Your goal
Only the number is wanted: how many lines in the material below contain "resolved".

***** Exercise data

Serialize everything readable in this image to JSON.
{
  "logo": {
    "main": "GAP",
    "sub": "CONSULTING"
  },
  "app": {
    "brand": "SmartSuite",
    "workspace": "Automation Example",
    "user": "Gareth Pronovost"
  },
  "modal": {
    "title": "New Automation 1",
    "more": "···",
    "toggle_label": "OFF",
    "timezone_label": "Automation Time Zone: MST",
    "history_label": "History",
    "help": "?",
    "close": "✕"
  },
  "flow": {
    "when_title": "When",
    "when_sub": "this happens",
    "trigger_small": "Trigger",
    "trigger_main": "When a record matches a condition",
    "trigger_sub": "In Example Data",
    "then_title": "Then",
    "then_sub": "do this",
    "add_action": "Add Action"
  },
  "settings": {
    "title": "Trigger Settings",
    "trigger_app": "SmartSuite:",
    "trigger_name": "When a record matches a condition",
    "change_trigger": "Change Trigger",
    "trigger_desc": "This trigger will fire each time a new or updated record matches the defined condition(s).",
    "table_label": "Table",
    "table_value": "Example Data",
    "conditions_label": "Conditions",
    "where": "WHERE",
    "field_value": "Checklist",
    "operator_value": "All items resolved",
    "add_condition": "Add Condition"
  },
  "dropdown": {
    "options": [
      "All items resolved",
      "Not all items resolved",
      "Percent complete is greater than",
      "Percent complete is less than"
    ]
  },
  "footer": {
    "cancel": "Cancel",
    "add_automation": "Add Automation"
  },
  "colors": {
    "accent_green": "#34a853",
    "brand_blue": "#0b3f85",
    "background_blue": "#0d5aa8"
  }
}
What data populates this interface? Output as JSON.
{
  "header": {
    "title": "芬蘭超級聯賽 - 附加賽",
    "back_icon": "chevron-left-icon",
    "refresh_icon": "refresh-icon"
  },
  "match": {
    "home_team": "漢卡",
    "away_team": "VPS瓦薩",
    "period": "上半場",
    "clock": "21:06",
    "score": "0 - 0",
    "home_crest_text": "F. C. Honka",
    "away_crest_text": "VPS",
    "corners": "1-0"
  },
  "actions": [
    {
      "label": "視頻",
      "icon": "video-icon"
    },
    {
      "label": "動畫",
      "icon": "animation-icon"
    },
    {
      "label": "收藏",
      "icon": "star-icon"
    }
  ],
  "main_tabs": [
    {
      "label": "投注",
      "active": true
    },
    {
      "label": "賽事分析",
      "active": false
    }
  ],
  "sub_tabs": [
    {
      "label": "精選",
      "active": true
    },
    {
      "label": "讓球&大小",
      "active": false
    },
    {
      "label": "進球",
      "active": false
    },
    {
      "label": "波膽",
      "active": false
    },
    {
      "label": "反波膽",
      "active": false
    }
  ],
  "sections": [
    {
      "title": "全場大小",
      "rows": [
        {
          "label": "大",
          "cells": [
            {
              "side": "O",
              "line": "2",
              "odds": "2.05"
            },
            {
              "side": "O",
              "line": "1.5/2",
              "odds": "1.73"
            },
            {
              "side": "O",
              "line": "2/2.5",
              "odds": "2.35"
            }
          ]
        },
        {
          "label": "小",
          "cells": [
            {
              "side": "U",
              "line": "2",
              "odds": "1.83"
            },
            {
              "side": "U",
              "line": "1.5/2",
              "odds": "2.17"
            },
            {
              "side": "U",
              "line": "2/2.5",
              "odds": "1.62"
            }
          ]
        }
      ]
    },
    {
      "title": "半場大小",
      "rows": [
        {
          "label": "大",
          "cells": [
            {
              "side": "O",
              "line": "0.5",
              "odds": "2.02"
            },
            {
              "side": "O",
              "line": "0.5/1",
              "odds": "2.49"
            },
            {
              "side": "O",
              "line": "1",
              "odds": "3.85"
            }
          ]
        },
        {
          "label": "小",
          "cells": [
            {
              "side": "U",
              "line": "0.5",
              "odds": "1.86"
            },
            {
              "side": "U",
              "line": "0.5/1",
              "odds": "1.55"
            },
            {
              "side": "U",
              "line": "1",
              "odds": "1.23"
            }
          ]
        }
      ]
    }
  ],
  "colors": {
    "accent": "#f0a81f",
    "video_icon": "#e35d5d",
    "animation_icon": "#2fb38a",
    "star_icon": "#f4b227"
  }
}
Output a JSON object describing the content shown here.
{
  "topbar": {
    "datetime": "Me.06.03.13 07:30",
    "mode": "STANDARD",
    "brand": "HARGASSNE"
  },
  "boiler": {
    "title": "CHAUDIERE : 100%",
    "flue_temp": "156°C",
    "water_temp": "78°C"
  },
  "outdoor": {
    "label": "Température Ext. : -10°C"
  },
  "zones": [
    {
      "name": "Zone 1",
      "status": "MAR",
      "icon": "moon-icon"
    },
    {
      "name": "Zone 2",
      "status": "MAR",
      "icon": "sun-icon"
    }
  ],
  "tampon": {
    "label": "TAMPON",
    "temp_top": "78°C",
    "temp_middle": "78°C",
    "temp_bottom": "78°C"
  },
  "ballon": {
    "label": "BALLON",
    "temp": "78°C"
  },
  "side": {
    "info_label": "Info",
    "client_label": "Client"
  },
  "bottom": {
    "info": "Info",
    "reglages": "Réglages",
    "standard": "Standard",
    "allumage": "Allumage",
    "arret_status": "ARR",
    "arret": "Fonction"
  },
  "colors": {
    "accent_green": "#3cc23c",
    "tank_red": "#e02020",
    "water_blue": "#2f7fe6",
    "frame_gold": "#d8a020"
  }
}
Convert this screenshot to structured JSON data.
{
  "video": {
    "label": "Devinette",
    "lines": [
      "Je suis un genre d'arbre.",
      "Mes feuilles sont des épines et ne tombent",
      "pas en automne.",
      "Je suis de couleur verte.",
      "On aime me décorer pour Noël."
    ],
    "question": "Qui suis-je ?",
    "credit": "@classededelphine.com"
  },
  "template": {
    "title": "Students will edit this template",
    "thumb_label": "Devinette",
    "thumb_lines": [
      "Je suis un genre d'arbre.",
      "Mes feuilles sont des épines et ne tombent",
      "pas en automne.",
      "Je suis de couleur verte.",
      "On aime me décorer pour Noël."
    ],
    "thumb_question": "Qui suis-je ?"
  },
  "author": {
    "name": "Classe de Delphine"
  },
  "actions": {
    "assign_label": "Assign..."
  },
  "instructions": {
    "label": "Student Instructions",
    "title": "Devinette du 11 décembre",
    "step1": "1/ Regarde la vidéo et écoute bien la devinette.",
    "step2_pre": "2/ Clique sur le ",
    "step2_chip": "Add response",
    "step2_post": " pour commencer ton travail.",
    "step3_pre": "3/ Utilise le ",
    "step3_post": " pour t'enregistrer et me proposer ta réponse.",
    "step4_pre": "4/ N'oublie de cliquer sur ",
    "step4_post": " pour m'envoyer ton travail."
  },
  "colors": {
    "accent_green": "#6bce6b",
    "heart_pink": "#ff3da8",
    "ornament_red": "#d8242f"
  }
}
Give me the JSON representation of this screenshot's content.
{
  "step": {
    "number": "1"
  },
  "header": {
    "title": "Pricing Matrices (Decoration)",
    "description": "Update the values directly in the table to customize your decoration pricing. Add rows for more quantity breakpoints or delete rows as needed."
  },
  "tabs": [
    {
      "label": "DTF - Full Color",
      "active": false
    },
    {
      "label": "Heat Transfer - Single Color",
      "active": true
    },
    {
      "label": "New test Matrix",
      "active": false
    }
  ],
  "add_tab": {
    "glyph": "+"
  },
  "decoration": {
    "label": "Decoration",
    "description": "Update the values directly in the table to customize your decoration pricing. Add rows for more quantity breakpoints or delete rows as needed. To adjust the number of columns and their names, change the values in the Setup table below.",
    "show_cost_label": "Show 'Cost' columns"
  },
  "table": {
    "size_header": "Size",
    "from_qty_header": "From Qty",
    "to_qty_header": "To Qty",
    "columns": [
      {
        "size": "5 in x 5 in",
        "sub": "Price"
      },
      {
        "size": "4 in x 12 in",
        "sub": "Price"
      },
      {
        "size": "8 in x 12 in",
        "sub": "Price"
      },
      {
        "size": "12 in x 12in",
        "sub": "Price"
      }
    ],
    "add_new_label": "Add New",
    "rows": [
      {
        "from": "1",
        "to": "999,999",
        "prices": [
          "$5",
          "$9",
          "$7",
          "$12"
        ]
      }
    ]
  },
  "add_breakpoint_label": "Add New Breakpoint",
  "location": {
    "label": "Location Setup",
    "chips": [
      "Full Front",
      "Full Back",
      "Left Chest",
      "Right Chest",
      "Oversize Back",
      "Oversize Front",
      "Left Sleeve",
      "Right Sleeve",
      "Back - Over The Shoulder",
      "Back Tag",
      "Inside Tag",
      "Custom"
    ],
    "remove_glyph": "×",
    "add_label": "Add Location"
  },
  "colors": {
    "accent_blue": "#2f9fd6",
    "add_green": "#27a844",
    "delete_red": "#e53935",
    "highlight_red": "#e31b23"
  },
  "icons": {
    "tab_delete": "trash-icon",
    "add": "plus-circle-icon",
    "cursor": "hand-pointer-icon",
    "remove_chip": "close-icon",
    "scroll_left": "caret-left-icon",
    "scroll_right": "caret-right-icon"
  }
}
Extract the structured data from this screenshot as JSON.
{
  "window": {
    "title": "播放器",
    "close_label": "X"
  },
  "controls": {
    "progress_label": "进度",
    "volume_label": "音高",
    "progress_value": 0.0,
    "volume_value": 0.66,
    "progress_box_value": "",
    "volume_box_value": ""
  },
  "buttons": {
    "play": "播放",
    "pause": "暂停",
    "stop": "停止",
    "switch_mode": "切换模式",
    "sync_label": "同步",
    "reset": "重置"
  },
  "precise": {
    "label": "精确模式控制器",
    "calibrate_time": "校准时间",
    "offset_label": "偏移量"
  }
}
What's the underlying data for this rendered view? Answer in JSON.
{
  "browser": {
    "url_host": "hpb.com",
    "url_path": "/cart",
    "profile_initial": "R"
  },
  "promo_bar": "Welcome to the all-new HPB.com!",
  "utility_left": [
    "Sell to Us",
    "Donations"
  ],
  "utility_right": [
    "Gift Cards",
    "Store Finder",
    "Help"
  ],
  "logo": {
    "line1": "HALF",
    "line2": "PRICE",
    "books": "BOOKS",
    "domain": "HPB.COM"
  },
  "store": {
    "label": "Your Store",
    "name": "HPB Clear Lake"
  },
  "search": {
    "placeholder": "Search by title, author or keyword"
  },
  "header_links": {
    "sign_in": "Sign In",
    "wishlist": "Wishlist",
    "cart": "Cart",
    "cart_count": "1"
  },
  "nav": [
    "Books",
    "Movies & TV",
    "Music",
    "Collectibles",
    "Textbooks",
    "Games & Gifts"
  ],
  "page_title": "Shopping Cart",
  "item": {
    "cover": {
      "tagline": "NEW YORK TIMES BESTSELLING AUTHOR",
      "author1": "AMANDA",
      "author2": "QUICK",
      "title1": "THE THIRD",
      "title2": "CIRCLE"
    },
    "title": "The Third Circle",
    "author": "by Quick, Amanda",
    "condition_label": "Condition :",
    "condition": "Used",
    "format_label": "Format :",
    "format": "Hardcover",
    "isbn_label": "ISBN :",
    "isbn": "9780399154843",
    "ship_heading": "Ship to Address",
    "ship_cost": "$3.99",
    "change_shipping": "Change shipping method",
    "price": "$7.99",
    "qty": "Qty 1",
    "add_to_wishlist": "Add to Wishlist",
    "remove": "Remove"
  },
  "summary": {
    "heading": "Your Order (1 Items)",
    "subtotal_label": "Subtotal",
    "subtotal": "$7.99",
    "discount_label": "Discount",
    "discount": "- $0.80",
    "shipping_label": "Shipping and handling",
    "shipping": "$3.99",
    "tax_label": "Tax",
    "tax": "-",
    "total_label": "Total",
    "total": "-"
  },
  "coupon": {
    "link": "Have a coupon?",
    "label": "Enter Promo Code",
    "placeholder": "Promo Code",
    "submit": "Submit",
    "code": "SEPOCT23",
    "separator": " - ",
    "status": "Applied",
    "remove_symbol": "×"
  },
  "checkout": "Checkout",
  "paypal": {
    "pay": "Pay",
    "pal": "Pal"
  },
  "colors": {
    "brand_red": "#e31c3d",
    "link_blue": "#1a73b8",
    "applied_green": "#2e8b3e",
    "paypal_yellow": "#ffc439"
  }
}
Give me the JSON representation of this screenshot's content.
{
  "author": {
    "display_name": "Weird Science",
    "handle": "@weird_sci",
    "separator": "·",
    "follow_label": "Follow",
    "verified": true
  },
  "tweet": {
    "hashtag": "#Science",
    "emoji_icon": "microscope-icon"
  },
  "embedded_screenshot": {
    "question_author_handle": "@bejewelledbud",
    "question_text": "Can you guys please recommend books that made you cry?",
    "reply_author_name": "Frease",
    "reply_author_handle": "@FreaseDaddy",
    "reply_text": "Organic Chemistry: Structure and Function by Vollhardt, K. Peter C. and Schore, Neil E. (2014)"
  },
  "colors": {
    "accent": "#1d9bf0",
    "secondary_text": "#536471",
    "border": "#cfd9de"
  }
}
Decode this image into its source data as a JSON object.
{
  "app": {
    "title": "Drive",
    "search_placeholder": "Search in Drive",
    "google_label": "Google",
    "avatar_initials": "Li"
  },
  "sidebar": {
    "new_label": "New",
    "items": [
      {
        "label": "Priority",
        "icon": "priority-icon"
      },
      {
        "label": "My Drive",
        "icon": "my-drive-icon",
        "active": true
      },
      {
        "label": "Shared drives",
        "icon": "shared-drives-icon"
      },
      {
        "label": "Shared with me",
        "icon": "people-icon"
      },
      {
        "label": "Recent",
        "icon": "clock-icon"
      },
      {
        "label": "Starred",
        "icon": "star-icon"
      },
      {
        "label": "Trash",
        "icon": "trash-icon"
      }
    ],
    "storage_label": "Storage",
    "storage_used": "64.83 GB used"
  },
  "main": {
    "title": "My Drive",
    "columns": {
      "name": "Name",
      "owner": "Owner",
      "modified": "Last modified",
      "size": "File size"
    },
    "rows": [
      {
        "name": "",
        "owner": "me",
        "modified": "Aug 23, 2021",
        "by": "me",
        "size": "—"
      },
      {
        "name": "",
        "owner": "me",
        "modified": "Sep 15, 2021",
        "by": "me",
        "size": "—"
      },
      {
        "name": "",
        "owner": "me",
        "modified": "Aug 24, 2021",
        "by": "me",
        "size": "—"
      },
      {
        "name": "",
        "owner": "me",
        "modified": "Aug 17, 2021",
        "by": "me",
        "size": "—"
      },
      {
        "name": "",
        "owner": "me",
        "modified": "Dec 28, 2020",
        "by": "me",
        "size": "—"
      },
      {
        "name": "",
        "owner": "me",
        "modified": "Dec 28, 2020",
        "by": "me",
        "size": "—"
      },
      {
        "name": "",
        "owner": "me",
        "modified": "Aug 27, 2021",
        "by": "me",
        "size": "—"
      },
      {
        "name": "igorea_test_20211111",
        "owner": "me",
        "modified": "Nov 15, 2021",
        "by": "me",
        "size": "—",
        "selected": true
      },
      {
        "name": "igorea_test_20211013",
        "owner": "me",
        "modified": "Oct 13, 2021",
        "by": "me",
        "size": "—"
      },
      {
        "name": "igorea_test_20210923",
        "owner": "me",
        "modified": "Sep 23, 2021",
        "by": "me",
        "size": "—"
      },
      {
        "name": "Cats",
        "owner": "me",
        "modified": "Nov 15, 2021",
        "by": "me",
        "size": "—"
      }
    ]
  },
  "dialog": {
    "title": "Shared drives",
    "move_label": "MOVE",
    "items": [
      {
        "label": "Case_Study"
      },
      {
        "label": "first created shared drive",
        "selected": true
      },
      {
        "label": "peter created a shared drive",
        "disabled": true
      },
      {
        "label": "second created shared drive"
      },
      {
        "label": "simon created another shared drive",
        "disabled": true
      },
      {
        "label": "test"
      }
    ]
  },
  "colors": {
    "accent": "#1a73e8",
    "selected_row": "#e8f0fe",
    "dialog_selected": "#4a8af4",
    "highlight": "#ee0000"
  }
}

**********

Response for this exercise
3